The Cypher query planner is quite advanced and mature, and you can mostly rely on it to pick the best plan for your query. However, there are rare cases, or bugs, that might want you looking for ways to influence that plan. This article demonstrates practical usage of an index hint.
Note that all queries were tested against Neo4j Enterprise 3.5.8
The graph model
This is the relevant portion of the graph model that is sufficient to demonstrate the issue.
Simple enough- we have many tweets, and tweets have keywords.
Our graph has two indexes, one on the
value of the
Keyword, and the other on
created_date of the
Vlasta, my colleague, noticed that a simple query started to perform slower over time, as the number of tweets in the graph grew. The innocuous query looked like
He assured us that only one
Keyword node in the graph had this particular value, and it had a handful of tweets related to it.
This sounded quite odd since we’d expect that the starting point for traversing the graph would be this lone
Keyword, and from there on, it would traverse a few relationships, retrieve the tweets which satisfied the
created_date condition, and return.
So we asked him for the query plan, and to our surprise, it looked like this (note that the query plan shown here is from a generated graph that represents the issue):
Approximately 100,000 tweets in the graph are found via the
Tweet index on
created_date, and subsequently, expanded to their keywords via the
CONTAINS_KEYWORDS relationship, and then filtered down to the single row that matches the keyword in our query!
We tried a variety of query rewrites, such as
and it produced the same plan
Only at this stage did we resort to an index hint, to tell the planner that we think it should use the Keyword index, knowing that we have fewer keywords as compared to tweets, and the keywords have unique values.
We provide the hint as follows, and the number of db hits now drops to 400005 from 2200002, and we see the
NodeIndexSeek being employed with the
Keyword index as we initially expected.
It might have been even more performant if somehow the planner expanded out through the single
Keyword to the single
but I couldn’t make that happen with all the tricks I know.
Note, that had we not created the index on
Tweet, our original query
would have worked just fine as shown below
We did however need this index for other use cases, and hence the query hint was the best solution at that point.

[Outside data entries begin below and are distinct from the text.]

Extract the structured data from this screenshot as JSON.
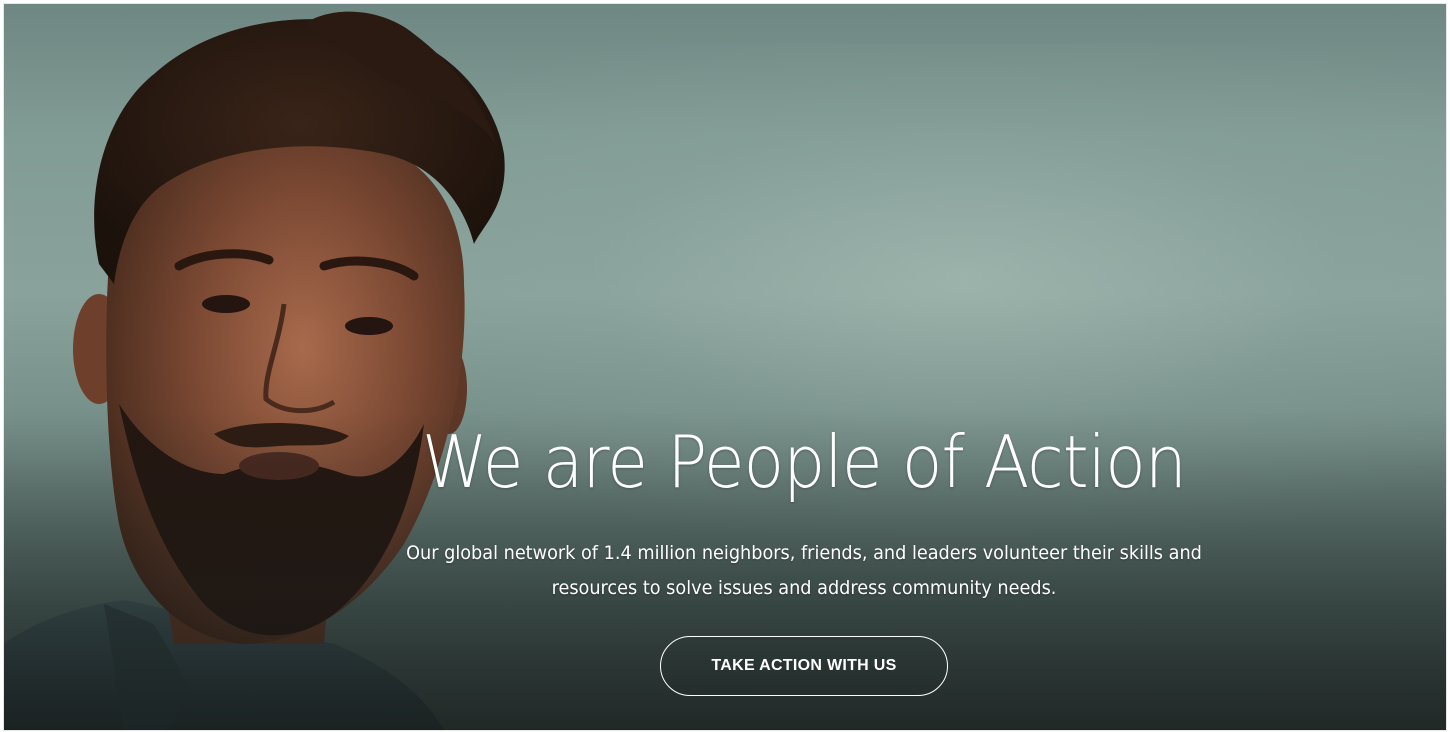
{
  "hero": {
    "title": "We are People of Action",
    "subtitle_line1": "Our global network of 1.4 million neighbors, friends, and leaders volunteer their skills and",
    "subtitle_line2": "resources to solve issues and address community needs.",
    "cta_label": "TAKE ACTION WITH US"
  },
  "colors": {
    "text": "#ffffff",
    "sky": "#819b95",
    "shadow": "#34423f"
  }
}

The fix is coming!
Thanks to good engineers at Neo4j, this issue will be fixed in 3.5.9
Update: As promised, the issue has been fixed in 3.5.9, producing the expected query plan

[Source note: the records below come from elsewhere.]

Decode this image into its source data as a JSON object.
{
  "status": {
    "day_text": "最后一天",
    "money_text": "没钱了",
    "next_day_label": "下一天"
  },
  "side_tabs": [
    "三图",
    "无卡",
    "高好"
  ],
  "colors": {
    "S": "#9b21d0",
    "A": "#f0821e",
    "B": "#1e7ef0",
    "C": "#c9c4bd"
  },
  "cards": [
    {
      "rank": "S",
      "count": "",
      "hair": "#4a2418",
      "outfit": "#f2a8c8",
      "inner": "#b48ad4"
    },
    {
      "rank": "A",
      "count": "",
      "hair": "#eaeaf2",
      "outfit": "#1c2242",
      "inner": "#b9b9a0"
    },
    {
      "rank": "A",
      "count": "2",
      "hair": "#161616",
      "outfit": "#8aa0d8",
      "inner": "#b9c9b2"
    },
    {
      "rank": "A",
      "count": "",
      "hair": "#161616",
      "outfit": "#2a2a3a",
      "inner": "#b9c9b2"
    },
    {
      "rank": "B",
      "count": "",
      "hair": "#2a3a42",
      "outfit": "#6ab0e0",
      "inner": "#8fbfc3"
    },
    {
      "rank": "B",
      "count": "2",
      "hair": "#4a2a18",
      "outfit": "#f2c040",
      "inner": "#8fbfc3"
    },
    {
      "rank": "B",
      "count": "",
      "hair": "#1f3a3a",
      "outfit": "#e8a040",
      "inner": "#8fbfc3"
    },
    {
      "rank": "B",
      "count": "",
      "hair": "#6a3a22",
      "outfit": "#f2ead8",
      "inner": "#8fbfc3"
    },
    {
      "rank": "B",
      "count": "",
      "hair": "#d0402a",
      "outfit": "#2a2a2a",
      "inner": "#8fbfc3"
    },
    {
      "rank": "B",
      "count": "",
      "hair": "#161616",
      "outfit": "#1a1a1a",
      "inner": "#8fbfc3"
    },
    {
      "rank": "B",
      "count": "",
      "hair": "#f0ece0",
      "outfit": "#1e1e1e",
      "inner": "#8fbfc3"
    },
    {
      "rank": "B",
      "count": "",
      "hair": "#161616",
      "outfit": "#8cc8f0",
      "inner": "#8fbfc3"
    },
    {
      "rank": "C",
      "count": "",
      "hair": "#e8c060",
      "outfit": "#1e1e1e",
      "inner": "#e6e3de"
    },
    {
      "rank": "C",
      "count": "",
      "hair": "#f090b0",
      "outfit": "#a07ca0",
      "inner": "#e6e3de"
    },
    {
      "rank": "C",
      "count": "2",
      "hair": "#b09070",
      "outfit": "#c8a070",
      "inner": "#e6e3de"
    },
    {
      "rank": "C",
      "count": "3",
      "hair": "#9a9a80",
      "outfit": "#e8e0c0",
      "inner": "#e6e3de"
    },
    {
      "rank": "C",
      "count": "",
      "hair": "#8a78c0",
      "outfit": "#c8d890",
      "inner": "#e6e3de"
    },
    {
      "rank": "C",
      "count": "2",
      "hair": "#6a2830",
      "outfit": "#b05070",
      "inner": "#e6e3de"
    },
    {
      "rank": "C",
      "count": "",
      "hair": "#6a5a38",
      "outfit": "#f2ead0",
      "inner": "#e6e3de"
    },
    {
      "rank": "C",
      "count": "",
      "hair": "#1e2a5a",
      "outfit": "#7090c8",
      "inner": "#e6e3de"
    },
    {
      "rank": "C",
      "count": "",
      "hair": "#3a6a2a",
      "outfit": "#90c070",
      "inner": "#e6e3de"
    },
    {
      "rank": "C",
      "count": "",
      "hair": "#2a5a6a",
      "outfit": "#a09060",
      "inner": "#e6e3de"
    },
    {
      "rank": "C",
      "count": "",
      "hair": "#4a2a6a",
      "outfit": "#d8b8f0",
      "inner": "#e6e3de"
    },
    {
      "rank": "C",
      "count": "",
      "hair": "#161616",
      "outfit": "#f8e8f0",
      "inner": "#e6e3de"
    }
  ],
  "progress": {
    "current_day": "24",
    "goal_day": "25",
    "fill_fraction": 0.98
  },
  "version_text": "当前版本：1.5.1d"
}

This was indeed a rare case which resulted in the usage of query hints.
As stated in the manual (and also, premature optimization is the root cause of all evil), this should be used with caution, and after you’ve tried everything else; making sure that you clearly understand the characteristics and shape of your graph and are confident enough to instruct the Cypher planner.